Take the kids and head north

Back when I was a Firefighter, a general alarm was toned out, calling me into work. The bleachery at the paper mill had exploded.

I told the wife to take the kids and head north. (upwind that day.) The bleachery had enough toxic chemicals to poison the whole valley.

Things were pretty dicey. It was touch and go, but eventually, everything was shut down and under control. Only then did I call my wife to come back to town.

My wife and I preplanned for exactly that situation. I knew the mill had some serious hazards, so we planned what to do. When the emergency happened, there was no debating and explaining. The plan was to head upwind. That day, upwind was in the direction of my parents' cottage 14 miles up the road, so that was the prearranged destination.

Perhaps the whole town should have been evacuated, but that decision was made way above my pay grade. However, as a responsible dad and husband, I knew what to do about my family.

We always were the type of family to talk and discuss what we were going to do. That's fine for planning something like a vacation or a house remodel. In an emergency, someone has to give the orders and everyone must know what to do.

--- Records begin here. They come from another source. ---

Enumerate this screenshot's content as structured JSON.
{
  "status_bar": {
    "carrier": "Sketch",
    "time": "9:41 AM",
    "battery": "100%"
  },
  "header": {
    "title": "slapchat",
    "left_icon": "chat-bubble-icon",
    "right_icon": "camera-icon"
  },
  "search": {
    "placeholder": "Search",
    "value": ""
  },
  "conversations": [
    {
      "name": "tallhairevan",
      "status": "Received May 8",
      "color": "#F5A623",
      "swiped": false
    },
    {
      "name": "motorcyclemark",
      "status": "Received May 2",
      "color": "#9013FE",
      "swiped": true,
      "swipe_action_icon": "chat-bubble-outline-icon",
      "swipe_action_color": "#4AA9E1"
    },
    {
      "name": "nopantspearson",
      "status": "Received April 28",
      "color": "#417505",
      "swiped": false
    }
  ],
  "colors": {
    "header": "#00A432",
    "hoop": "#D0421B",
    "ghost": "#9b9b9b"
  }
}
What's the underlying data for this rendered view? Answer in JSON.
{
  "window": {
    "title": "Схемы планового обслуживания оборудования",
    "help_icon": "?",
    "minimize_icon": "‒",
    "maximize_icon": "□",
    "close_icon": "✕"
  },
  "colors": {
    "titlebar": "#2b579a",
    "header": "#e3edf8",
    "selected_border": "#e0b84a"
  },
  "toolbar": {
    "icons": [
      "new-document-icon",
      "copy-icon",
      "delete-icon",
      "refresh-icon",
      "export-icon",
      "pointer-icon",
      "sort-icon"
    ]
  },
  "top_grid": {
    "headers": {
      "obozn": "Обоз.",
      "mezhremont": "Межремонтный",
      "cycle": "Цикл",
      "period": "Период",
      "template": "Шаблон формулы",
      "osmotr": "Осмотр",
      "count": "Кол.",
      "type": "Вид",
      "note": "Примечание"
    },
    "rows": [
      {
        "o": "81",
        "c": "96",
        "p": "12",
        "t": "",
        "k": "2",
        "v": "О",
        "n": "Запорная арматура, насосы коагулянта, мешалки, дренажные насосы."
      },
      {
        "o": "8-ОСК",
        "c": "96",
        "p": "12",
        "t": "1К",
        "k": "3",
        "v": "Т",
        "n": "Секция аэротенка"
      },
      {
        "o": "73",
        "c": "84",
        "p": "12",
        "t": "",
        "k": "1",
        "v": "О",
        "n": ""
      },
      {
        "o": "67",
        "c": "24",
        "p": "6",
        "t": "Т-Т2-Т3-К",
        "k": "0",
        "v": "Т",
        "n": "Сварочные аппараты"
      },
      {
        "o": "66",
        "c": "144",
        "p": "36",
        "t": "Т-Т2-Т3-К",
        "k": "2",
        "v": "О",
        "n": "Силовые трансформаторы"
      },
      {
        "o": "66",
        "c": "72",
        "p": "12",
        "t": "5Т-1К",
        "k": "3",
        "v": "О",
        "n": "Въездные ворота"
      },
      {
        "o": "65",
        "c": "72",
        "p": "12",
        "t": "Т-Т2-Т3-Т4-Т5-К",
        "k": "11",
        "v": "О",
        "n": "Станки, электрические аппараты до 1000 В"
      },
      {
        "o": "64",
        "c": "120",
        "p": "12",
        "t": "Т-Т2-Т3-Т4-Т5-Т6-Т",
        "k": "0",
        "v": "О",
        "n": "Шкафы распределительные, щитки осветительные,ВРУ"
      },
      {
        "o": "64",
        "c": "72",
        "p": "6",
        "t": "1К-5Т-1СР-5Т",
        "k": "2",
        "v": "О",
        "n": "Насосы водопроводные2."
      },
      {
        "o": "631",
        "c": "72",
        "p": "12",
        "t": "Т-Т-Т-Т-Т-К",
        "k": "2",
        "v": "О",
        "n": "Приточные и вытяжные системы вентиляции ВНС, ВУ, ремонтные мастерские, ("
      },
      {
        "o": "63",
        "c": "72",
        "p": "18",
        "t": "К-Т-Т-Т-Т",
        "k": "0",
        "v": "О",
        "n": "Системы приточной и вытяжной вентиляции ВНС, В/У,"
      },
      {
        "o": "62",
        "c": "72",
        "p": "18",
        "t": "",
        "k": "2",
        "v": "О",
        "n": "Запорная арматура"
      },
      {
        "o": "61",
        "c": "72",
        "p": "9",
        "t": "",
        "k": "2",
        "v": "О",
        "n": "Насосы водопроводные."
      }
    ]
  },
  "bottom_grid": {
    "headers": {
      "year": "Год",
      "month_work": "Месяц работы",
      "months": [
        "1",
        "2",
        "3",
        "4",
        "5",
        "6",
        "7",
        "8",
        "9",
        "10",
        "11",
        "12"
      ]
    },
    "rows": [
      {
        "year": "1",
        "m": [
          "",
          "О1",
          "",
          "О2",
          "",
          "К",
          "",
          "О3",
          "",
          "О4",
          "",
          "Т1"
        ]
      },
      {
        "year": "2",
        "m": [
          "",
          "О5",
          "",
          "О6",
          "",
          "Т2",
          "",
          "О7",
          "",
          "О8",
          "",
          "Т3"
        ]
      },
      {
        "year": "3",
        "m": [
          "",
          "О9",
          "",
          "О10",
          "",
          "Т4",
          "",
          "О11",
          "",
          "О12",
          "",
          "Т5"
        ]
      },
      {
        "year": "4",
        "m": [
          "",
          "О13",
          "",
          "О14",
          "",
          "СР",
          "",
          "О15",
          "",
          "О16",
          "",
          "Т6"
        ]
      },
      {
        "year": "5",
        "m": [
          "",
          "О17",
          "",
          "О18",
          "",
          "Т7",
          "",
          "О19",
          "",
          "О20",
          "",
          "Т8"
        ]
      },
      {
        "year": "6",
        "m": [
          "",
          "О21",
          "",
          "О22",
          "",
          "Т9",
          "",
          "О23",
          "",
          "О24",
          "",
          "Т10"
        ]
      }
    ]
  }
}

I was really proud how my family handled it. No panic, just focused action. We had a plan, and it worked.

Many years later, one of the daughters and her husband were living in the same mill town. There was an explosion and the night sky was filled with smoke and the red glow of a major fire. From their house, it looked like the mill was on fire again. They didn't hesitate. In short order, they were in the car and heading out of town.

As it turns out, it wasn't actually the mill on fire, but a mostly empty apartment block on the other side of the mill. Should they have stuck around to make sure? No. Had it been the mill, by the time they found out exactly what the problem was, they'd be dead. As it was, they had a short unplanned trip out of town. No harm done.

My daughter and her husband did the right thing. They knew when to get out of Dodge. The childhood lesson stuck.



  1. Get out of town, heck, I wouldn't even live in a town. I will be 68 next month and I lived in a town for less than a total of two years of my life. Just because circumstanse mandated it a couple of times.

  2. It never hurts to be prepared,like you said it could save your life. I aam following your blog, you are welcome to follow mine as well . Blessings jane